**TASK**
Word for word, write the lines below out again, with no pictures.

**DATA SHOWN**
###
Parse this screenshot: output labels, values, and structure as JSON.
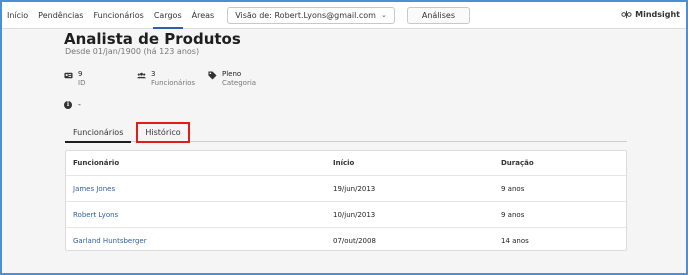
{
  "nav": {
    "items": [
      {
        "label": "Início",
        "active": false
      },
      {
        "label": "Pendências",
        "active": false
      },
      {
        "label": "Funcionários",
        "active": false
      },
      {
        "label": "Cargos",
        "active": true
      },
      {
        "label": "Áreas",
        "active": false
      }
    ],
    "visao_label": "Visão de: Robert.Lyons@gmail.com",
    "analises_label": "Análises",
    "logo_text": "Mindsight"
  },
  "header": {
    "title": "Analista de Produtos",
    "subtitle": "Desde 01/jan/1900 (há 123 anos)"
  },
  "stats": [
    {
      "icon": "id-card-icon",
      "value": "9",
      "label": "ID"
    },
    {
      "icon": "users-icon",
      "value": "3",
      "label": "Funcionários"
    },
    {
      "icon": "tag-icon",
      "value": "Pleno",
      "label": "Categoria"
    }
  ],
  "info": {
    "text": "-"
  },
  "tabs": [
    {
      "label": "Funcionários",
      "active": true
    },
    {
      "label": "Histórico",
      "active": false,
      "highlighted": true
    }
  ],
  "table": {
    "columns": [
      "Funcionário",
      "Início",
      "Duração"
    ],
    "rows": [
      {
        "name": "James Jones",
        "start": "19/jun/2013",
        "duration": "9 anos"
      },
      {
        "name": "Robert Lyons",
        "start": "10/jun/2013",
        "duration": "9 anos"
      },
      {
        "name": "Garland Huntsberger",
        "start": "07/out/2008",
        "duration": "14 anos"
      }
    ]
  },
  "colors": {
    "accent": "#2f5f9e",
    "highlight": "#e21b1b",
    "frame": "#4a90d9"
  }
}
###
**RESULT**
Parse this screenshot: output labels, values, and structure as JSON.
{
  "nav": {
    "items": [
      {
        "label": "Início",
        "active": false
      },
      {
        "label": "Pendências",
        "active": false
      },
      {
        "label": "Funcionários",
        "active": false
      },
      {
        "label": "Cargos",
        "active": true
      },
      {
        "label": "Áreas",
        "active": false
      }
    ],
    "visao_label": "Visão de: Robert.Lyons@gmail.com",
    "analises_label": "Análises",
    "logo_text": "Mindsight"
  },
  "header": {
    "title": "Analista de Produtos",
    "subtitle": "Desde 01/jan/1900 (há 123 anos)"
  },
  "stats": [
    {
      "icon": "id-card-icon",
      "value": "9",
      "label": "ID"
    },
    {
      "icon": "users-icon",
      "value": "3",
      "label": "Funcionários"
    },
    {
      "icon": "tag-icon",
      "value": "Pleno",
      "label": "Categoria"
    }
  ],
  "info": {
    "text": "-"
  },
  "tabs": [
    {
      "label": "Funcionários",
      "active": true
    },
    {
      "label": "Histórico",
      "active": false,
      "highlighted": true
    }
  ],
  "table": {
    "columns": [
      "Funcionário",
      "Início",
      "Duração"
    ],
    "rows": [
      {
        "name": "James Jones",
        "start": "19/jun/2013",
        "duration": "9 anos"
      },
      {
        "name": "Robert Lyons",
        "start": "10/jun/2013",
        "duration": "9 anos"
      },
      {
        "name": "Garland Huntsberger",
        "start": "07/out/2008",
        "duration": "14 anos"
      }
    ]
  },
  "colors": {
    "accent": "#2f5f9e",
    "highlight": "#e21b1b",
    "frame": "#4a90d9"
  }
}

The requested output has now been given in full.